Assignment: Report all lines of the records that contain "title".

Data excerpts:
....

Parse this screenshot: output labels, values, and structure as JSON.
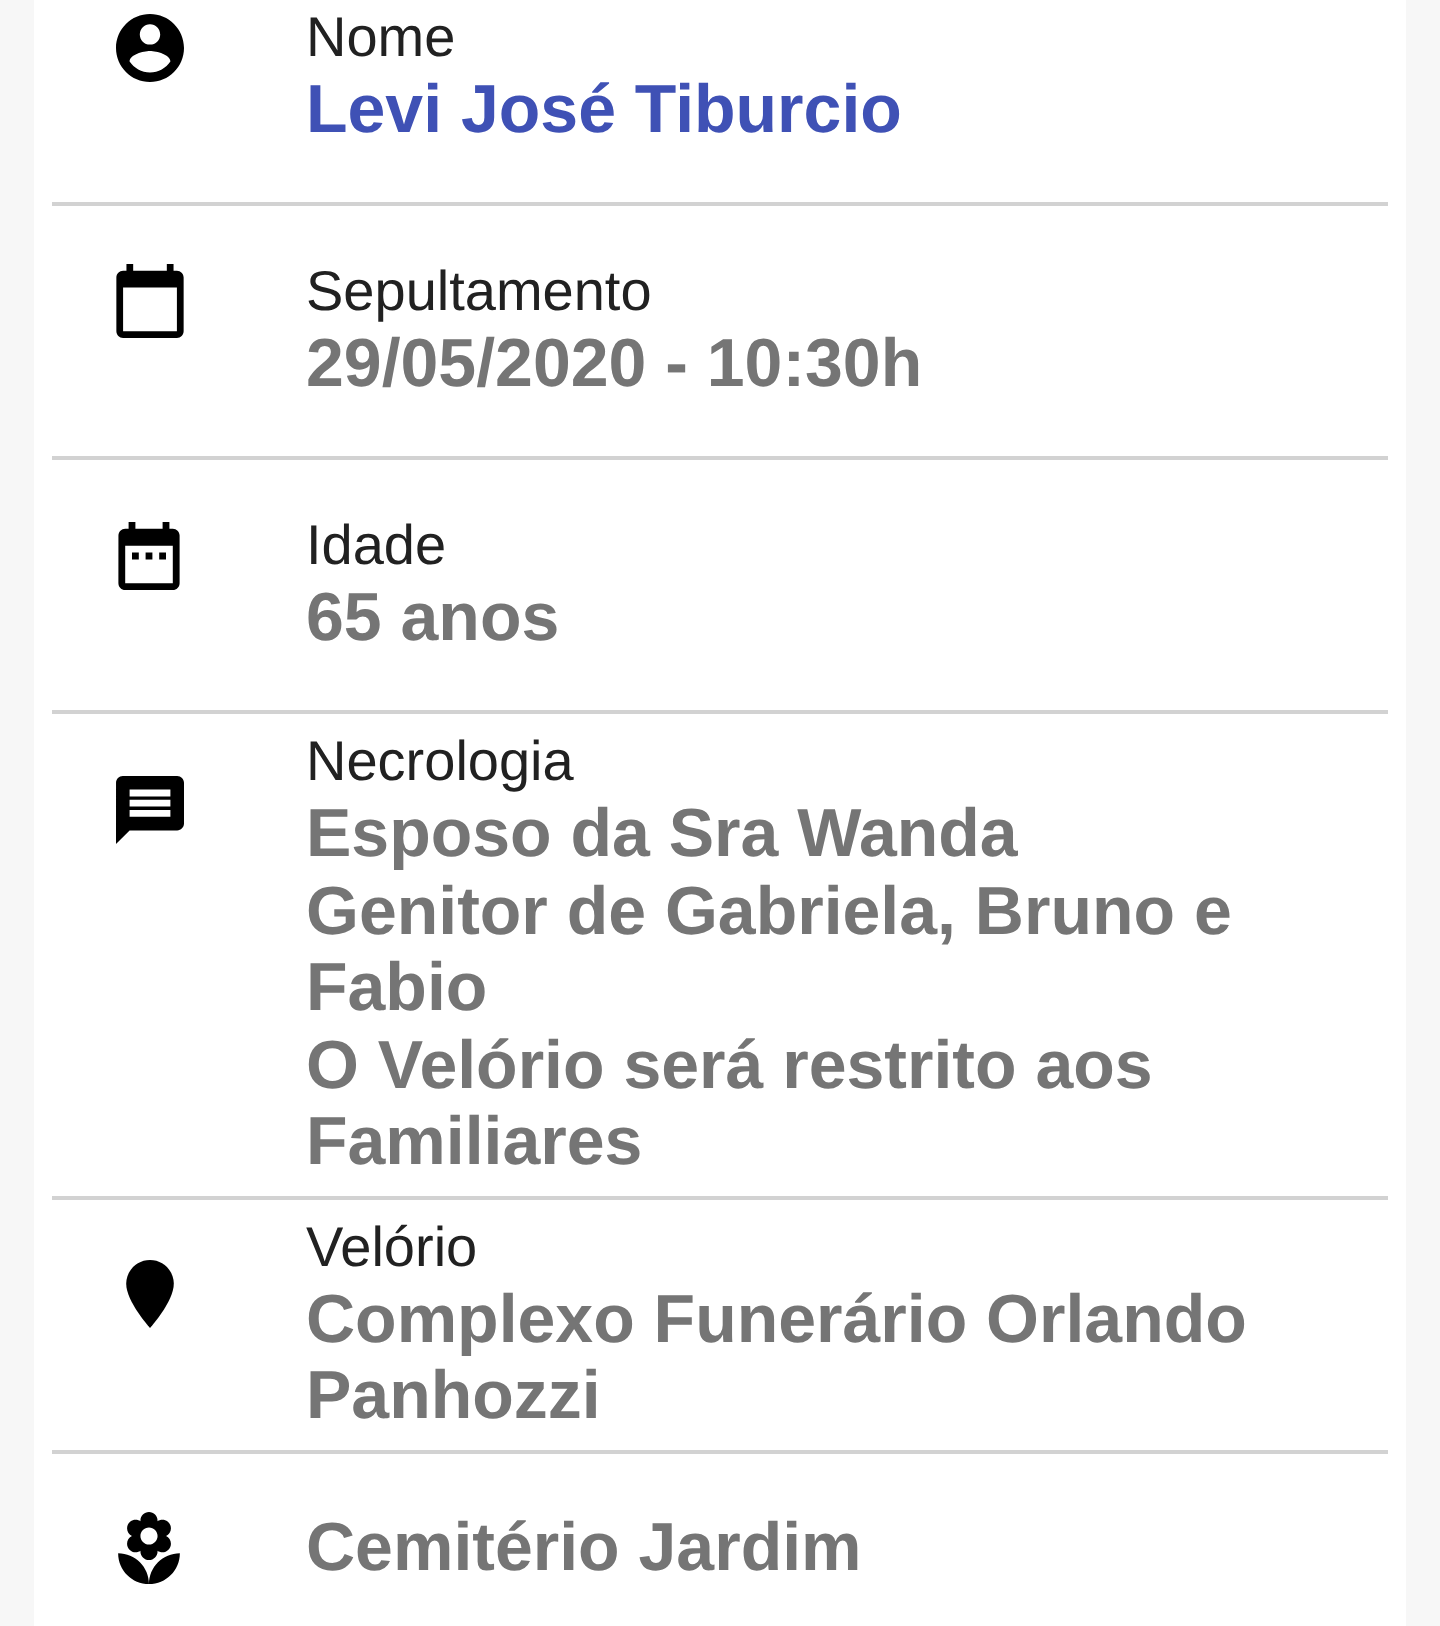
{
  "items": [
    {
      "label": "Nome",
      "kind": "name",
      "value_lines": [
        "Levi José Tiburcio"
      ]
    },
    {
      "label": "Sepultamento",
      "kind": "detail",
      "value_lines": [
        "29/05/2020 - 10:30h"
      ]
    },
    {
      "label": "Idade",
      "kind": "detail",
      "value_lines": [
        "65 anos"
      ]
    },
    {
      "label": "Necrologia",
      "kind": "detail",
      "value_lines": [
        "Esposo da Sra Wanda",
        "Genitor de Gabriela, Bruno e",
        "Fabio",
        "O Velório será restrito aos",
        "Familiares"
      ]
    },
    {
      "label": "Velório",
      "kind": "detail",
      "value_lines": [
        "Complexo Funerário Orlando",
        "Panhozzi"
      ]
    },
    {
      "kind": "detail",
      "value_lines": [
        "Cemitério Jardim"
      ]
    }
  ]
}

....

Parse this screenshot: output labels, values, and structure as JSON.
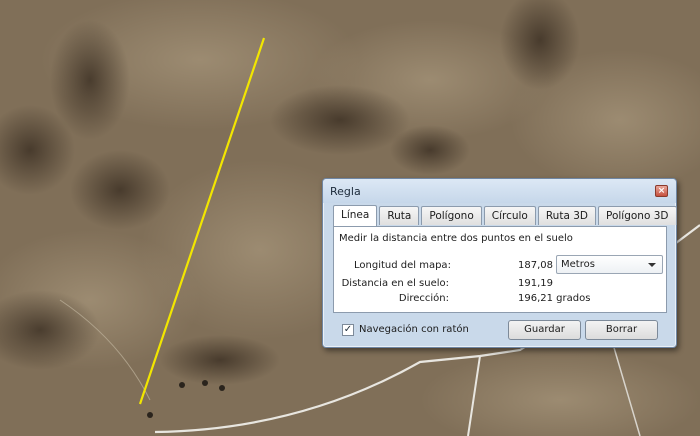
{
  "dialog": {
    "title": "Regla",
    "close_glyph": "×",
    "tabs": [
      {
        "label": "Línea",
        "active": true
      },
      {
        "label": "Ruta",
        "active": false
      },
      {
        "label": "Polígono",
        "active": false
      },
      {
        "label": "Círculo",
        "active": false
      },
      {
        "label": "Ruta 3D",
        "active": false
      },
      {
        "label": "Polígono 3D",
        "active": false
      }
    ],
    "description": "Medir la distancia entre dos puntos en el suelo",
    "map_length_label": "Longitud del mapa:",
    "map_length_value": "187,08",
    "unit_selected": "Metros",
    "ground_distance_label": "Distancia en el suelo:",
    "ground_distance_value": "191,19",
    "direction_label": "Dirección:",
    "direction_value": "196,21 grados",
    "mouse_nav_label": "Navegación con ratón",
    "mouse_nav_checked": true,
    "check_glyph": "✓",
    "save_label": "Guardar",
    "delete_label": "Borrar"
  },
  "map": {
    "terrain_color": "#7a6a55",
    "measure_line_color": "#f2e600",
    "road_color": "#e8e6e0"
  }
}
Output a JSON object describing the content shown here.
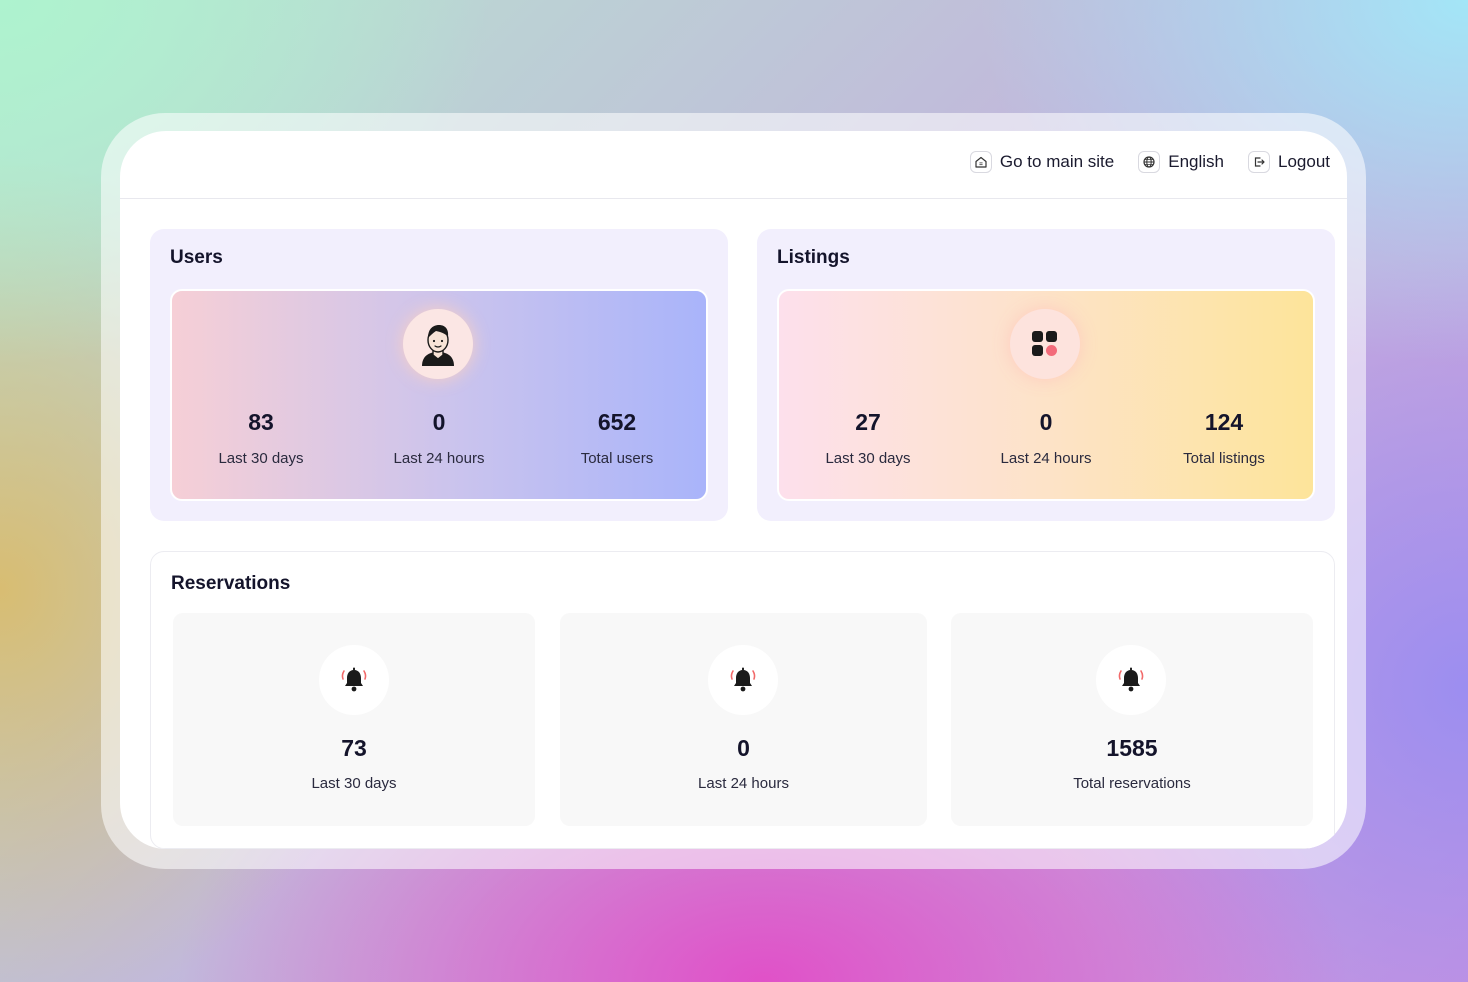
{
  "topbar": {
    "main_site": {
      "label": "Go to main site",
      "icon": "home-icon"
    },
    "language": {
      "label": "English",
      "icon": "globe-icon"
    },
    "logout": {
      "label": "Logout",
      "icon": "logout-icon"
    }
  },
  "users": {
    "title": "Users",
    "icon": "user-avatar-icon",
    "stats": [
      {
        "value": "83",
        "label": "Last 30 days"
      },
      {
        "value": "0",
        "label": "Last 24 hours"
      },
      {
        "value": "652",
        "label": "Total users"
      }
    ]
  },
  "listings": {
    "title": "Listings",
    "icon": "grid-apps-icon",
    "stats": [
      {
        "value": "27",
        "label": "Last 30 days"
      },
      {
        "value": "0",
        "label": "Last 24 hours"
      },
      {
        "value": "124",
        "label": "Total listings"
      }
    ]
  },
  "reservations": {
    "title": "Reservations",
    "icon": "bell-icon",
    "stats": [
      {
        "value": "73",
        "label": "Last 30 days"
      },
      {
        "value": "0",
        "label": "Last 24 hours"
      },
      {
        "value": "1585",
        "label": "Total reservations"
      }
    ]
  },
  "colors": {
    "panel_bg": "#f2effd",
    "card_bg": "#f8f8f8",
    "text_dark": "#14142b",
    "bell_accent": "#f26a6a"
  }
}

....

Answer for this exercise:
    "title": "Regla",
    "title": "Users",
    "title": "Listings",
    "title": "Reservations",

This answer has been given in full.